*Problem to work on*: Report each line from the records where the string "Edit" turns up.

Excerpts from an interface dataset
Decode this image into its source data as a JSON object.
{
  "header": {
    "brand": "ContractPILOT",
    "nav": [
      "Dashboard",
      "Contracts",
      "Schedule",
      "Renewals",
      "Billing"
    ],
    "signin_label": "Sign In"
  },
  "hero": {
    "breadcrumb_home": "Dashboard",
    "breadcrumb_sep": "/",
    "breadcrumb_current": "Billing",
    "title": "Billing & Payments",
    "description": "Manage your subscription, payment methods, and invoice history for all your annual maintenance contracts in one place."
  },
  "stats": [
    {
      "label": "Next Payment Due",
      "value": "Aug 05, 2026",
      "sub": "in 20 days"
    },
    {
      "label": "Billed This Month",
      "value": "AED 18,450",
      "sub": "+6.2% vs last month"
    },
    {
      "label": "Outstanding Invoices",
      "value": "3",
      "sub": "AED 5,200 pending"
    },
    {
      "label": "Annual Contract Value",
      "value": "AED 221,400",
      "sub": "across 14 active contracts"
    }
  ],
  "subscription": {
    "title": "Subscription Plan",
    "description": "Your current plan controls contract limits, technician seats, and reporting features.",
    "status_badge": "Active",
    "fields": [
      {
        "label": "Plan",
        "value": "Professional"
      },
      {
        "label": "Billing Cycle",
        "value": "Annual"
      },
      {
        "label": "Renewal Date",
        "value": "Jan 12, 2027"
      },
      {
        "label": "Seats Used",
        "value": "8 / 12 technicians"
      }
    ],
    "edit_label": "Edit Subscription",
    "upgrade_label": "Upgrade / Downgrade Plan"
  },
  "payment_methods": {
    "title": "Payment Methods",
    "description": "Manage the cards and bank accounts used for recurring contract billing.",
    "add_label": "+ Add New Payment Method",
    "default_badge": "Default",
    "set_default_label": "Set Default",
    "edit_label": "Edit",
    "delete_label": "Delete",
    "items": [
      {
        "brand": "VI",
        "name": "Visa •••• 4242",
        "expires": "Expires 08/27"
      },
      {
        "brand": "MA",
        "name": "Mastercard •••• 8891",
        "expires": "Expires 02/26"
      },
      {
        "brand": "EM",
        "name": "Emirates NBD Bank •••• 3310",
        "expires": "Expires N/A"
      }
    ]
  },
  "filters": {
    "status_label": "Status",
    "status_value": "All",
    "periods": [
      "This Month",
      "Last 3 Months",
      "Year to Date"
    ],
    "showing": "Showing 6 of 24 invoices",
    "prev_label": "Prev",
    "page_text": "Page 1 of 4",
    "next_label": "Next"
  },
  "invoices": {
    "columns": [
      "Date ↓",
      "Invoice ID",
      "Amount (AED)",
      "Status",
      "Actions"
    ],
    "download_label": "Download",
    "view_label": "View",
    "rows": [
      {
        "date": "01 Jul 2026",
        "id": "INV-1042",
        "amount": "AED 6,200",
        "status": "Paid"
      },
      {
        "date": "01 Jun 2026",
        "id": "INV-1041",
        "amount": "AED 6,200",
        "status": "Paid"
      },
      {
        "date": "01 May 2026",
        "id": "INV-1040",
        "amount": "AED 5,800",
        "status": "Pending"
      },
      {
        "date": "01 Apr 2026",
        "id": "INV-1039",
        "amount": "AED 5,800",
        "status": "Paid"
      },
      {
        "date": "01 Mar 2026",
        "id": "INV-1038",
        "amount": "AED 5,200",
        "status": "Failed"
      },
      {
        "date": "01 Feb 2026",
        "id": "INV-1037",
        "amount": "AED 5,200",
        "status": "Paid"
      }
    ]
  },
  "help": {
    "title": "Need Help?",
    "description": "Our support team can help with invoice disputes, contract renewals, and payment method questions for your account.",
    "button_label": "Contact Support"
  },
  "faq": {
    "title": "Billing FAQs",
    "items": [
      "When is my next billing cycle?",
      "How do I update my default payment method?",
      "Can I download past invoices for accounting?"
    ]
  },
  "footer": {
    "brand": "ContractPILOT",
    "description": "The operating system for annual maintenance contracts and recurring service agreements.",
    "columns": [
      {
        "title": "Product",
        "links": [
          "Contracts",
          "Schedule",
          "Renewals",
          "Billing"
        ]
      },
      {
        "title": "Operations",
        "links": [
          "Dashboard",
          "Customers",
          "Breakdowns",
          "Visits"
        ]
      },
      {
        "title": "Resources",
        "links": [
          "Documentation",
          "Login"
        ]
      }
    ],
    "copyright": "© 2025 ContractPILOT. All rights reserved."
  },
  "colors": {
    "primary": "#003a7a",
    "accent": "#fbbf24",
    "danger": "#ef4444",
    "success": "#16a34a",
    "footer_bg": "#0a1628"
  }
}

*Output of the task*:
    "edit_label": "Edit Subscription",
    "edit_label": "Edit",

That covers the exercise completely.